◆ **TASK ITEM**
Only lines with the string "ZeroLag" are wanted. Pull them out of the data.

Collected data entries:
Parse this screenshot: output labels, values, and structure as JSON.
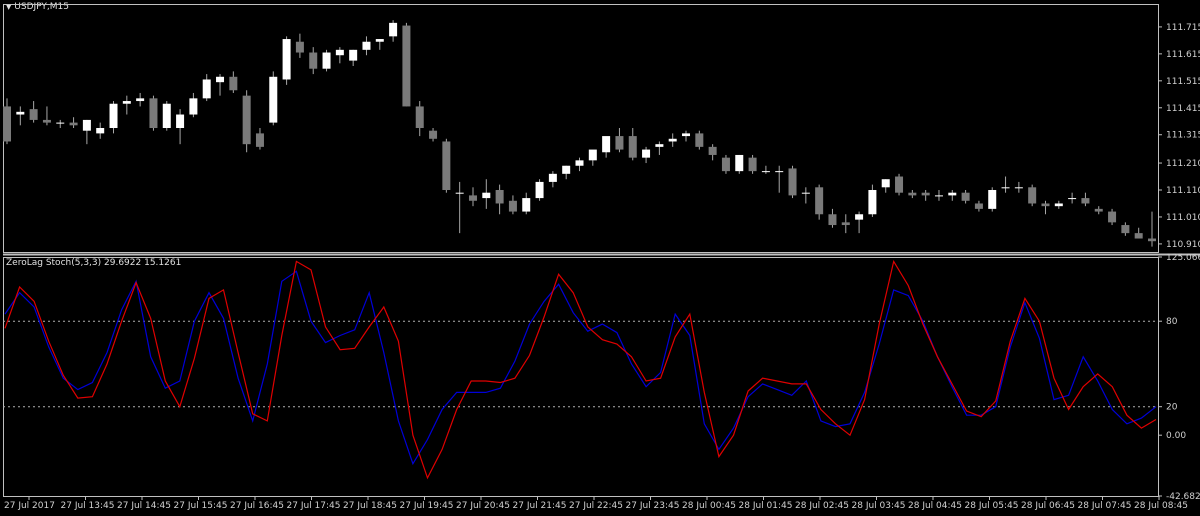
{
  "colors": {
    "background": "#000000",
    "frame": "#c0c0c0",
    "text": "#d0d0d0",
    "bull": "#ffffff",
    "bear": "#7a7a7a",
    "wick": "#a8a8a8",
    "stoch_main": "#0000d8",
    "stoch_signal": "#e00000",
    "level_line": "#b0b0b0"
  },
  "price_panel": {
    "title": "USDJPY,M15",
    "menu_icon": "triangle-down-icon"
  },
  "indicator_panel": {
    "name": "ZeroLag Stoch(5,3,3)",
    "value1": "29.6922",
    "value2": "15.1261"
  },
  "chart_data": [
    {
      "type": "candlestick",
      "symbol": "USDJPY,M15",
      "ylim": [
        110.88,
        111.8
      ],
      "y_ticks": [
        "111.715",
        "111.615",
        "111.515",
        "111.415",
        "111.315",
        "111.210",
        "111.110",
        "111.010",
        "110.910"
      ],
      "candles": [
        [
          111.42,
          111.45,
          111.28,
          111.29
        ],
        [
          111.39,
          111.42,
          111.35,
          111.4
        ],
        [
          111.41,
          111.44,
          111.36,
          111.37
        ],
        [
          111.37,
          111.42,
          111.35,
          111.36
        ],
        [
          111.36,
          111.37,
          111.34,
          111.36
        ],
        [
          111.36,
          111.38,
          111.34,
          111.35
        ],
        [
          111.33,
          111.37,
          111.28,
          111.37
        ],
        [
          111.32,
          111.36,
          111.3,
          111.34
        ],
        [
          111.34,
          111.44,
          111.32,
          111.43
        ],
        [
          111.43,
          111.46,
          111.39,
          111.44
        ],
        [
          111.44,
          111.47,
          111.42,
          111.45
        ],
        [
          111.45,
          111.46,
          111.33,
          111.34
        ],
        [
          111.34,
          111.44,
          111.33,
          111.43
        ],
        [
          111.34,
          111.41,
          111.28,
          111.39
        ],
        [
          111.39,
          111.47,
          111.38,
          111.45
        ],
        [
          111.45,
          111.54,
          111.44,
          111.52
        ],
        [
          111.51,
          111.54,
          111.46,
          111.53
        ],
        [
          111.53,
          111.55,
          111.47,
          111.48
        ],
        [
          111.46,
          111.48,
          111.25,
          111.28
        ],
        [
          111.32,
          111.34,
          111.26,
          111.27
        ],
        [
          111.36,
          111.55,
          111.35,
          111.53
        ],
        [
          111.52,
          111.68,
          111.5,
          111.67
        ],
        [
          111.66,
          111.69,
          111.6,
          111.62
        ],
        [
          111.62,
          111.64,
          111.54,
          111.56
        ],
        [
          111.56,
          111.63,
          111.55,
          111.62
        ],
        [
          111.61,
          111.64,
          111.58,
          111.63
        ],
        [
          111.59,
          111.63,
          111.57,
          111.63
        ],
        [
          111.63,
          111.68,
          111.61,
          111.66
        ],
        [
          111.66,
          111.67,
          111.63,
          111.67
        ],
        [
          111.68,
          111.74,
          111.66,
          111.73
        ],
        [
          111.72,
          111.73,
          111.42,
          111.42
        ],
        [
          111.42,
          111.44,
          111.31,
          111.34
        ],
        [
          111.33,
          111.34,
          111.29,
          111.3
        ],
        [
          111.29,
          111.3,
          111.1,
          111.11
        ],
        [
          111.1,
          111.14,
          110.95,
          111.1
        ],
        [
          111.09,
          111.12,
          111.05,
          111.07
        ],
        [
          111.08,
          111.15,
          111.04,
          111.1
        ],
        [
          111.11,
          111.13,
          111.02,
          111.06
        ],
        [
          111.07,
          111.09,
          111.02,
          111.03
        ],
        [
          111.03,
          111.1,
          111.02,
          111.08
        ],
        [
          111.08,
          111.15,
          111.07,
          111.14
        ],
        [
          111.14,
          111.18,
          111.12,
          111.17
        ],
        [
          111.17,
          111.2,
          111.15,
          111.2
        ],
        [
          111.2,
          111.23,
          111.18,
          111.22
        ],
        [
          111.22,
          111.25,
          111.2,
          111.26
        ],
        [
          111.25,
          111.29,
          111.23,
          111.31
        ],
        [
          111.31,
          111.34,
          111.25,
          111.26
        ],
        [
          111.31,
          111.34,
          111.22,
          111.23
        ],
        [
          111.23,
          111.27,
          111.21,
          111.26
        ],
        [
          111.27,
          111.29,
          111.24,
          111.28
        ],
        [
          111.29,
          111.32,
          111.27,
          111.3
        ],
        [
          111.31,
          111.33,
          111.29,
          111.32
        ],
        [
          111.32,
          111.33,
          111.26,
          111.27
        ],
        [
          111.27,
          111.28,
          111.22,
          111.24
        ],
        [
          111.23,
          111.24,
          111.17,
          111.18
        ],
        [
          111.18,
          111.24,
          111.17,
          111.24
        ],
        [
          111.23,
          111.24,
          111.17,
          111.18
        ],
        [
          111.18,
          111.2,
          111.17,
          111.18
        ],
        [
          111.18,
          111.2,
          111.1,
          111.18
        ],
        [
          111.19,
          111.2,
          111.08,
          111.09
        ],
        [
          111.1,
          111.12,
          111.06,
          111.1
        ],
        [
          111.12,
          111.13,
          111.0,
          111.02
        ],
        [
          111.02,
          111.04,
          110.97,
          110.98
        ],
        [
          110.99,
          111.02,
          110.95,
          110.98
        ],
        [
          111.0,
          111.03,
          110.95,
          111.02
        ],
        [
          111.02,
          111.13,
          111.01,
          111.11
        ],
        [
          111.12,
          111.15,
          111.1,
          111.15
        ],
        [
          111.16,
          111.17,
          111.09,
          111.1
        ],
        [
          111.1,
          111.11,
          111.08,
          111.09
        ],
        [
          111.1,
          111.11,
          111.07,
          111.09
        ],
        [
          111.09,
          111.11,
          111.07,
          111.09
        ],
        [
          111.09,
          111.11,
          111.07,
          111.1
        ],
        [
          111.1,
          111.11,
          111.06,
          111.07
        ],
        [
          111.06,
          111.07,
          111.03,
          111.04
        ],
        [
          111.04,
          111.12,
          111.03,
          111.11
        ],
        [
          111.12,
          111.16,
          111.1,
          111.12
        ],
        [
          111.12,
          111.14,
          111.1,
          111.12
        ],
        [
          111.12,
          111.13,
          111.05,
          111.06
        ],
        [
          111.06,
          111.07,
          111.02,
          111.05
        ],
        [
          111.05,
          111.07,
          111.04,
          111.06
        ],
        [
          111.08,
          111.1,
          111.06,
          111.08
        ],
        [
          111.08,
          111.1,
          111.05,
          111.06
        ],
        [
          111.04,
          111.05,
          111.02,
          111.03
        ],
        [
          111.03,
          111.04,
          110.98,
          110.99
        ],
        [
          110.98,
          110.99,
          110.94,
          110.95
        ],
        [
          110.95,
          110.97,
          110.93,
          110.93
        ],
        [
          110.93,
          111.03,
          110.9,
          110.92
        ]
      ]
    },
    {
      "type": "line",
      "title": "ZeroLag Stoch(5,3,3)",
      "ylim": [
        -42.6829,
        125.0668
      ],
      "y_ticks": [
        "125.0668",
        "80",
        "20",
        "0.00",
        "-42.6829"
      ],
      "levels": [
        80,
        20
      ],
      "x_tick_labels": [
        "27 Jul 2017",
        "27 Jul 13:45",
        "27 Jul 14:45",
        "27 Jul 15:45",
        "27 Jul 16:45",
        "27 Jul 17:45",
        "27 Jul 18:45",
        "27 Jul 19:45",
        "27 Jul 20:45",
        "27 Jul 21:45",
        "27 Jul 22:45",
        "27 Jul 23:45",
        "28 Jul 00:45",
        "28 Jul 01:45",
        "28 Jul 02:45",
        "28 Jul 03:45",
        "28 Jul 04:45",
        "28 Jul 05:45",
        "28 Jul 06:45",
        "28 Jul 07:45",
        "28 Jul 08:45"
      ],
      "series": [
        {
          "color": "#0000d8",
          "values": [
            85,
            100,
            90,
            62,
            40,
            32,
            37,
            58,
            88,
            108,
            55,
            33,
            38,
            80,
            100,
            82,
            40,
            10,
            50,
            108,
            115,
            80,
            65,
            70,
            74,
            100,
            58,
            10,
            -20,
            -3,
            18,
            30,
            30,
            30,
            33,
            52,
            78,
            94,
            106,
            86,
            73,
            78,
            72,
            50,
            34,
            44,
            85,
            70,
            8,
            -10,
            5,
            27,
            36,
            32,
            28,
            38,
            10,
            6,
            8,
            30,
            64,
            102,
            98,
            80,
            55,
            34,
            14,
            14,
            20,
            62,
            93,
            68,
            25,
            28,
            55,
            38,
            18,
            8,
            12,
            20
          ],
          "line_width": 1.2
        },
        {
          "color": "#e00000",
          "values": [
            75,
            104,
            94,
            66,
            42,
            26,
            27,
            50,
            80,
            107,
            82,
            38,
            20,
            54,
            96,
            102,
            58,
            15,
            10,
            70,
            122,
            116,
            76,
            60,
            61,
            76,
            90,
            66,
            0,
            -30,
            -10,
            18,
            38,
            38,
            37,
            40,
            56,
            83,
            113,
            100,
            76,
            67,
            64,
            55,
            38,
            40,
            69,
            85,
            30,
            -15,
            0,
            31,
            40,
            38,
            36,
            36,
            18,
            8,
            0,
            25,
            78,
            122,
            105,
            78,
            55,
            36,
            17,
            13,
            24,
            66,
            96,
            80,
            40,
            18,
            34,
            43,
            34,
            14,
            5,
            11
          ],
          "line_width": 1.2
        }
      ]
    }
  ]
}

◆ **WRITTEN ANSWER**
    "name": "ZeroLag Stoch(5,3,3)",
      "title": "ZeroLag Stoch(5,3,3)",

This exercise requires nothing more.